- [Excerpted data]:
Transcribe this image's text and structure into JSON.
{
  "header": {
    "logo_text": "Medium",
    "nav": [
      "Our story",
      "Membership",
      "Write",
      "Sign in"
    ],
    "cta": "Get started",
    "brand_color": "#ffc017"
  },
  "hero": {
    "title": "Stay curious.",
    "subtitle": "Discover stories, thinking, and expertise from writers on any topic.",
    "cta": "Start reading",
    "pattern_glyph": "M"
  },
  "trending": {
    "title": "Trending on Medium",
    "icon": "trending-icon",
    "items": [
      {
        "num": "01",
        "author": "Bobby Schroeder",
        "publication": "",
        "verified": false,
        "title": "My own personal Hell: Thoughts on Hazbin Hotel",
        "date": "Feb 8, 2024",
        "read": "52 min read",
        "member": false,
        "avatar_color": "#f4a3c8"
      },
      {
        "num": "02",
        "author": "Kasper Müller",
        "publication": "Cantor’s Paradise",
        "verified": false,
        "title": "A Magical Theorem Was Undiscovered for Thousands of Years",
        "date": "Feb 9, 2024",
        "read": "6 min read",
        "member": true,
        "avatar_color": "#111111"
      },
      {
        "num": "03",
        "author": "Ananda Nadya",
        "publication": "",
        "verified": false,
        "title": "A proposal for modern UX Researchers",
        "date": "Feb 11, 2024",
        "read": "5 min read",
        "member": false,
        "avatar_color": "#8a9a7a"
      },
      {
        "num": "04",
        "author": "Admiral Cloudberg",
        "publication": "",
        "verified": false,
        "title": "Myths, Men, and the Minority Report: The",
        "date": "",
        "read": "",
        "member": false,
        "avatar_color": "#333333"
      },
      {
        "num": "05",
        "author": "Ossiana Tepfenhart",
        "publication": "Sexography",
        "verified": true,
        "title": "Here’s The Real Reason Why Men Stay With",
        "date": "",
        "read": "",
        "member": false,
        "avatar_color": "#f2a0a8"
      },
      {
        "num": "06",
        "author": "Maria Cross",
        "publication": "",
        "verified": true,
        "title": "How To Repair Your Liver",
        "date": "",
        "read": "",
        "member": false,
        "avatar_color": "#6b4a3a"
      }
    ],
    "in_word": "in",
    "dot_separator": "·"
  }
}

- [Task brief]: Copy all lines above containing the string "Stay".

- [Solution to the problem]:
    "title": "Stay curious.",
        "title": "Here’s The Real Reason Why Men Stay With",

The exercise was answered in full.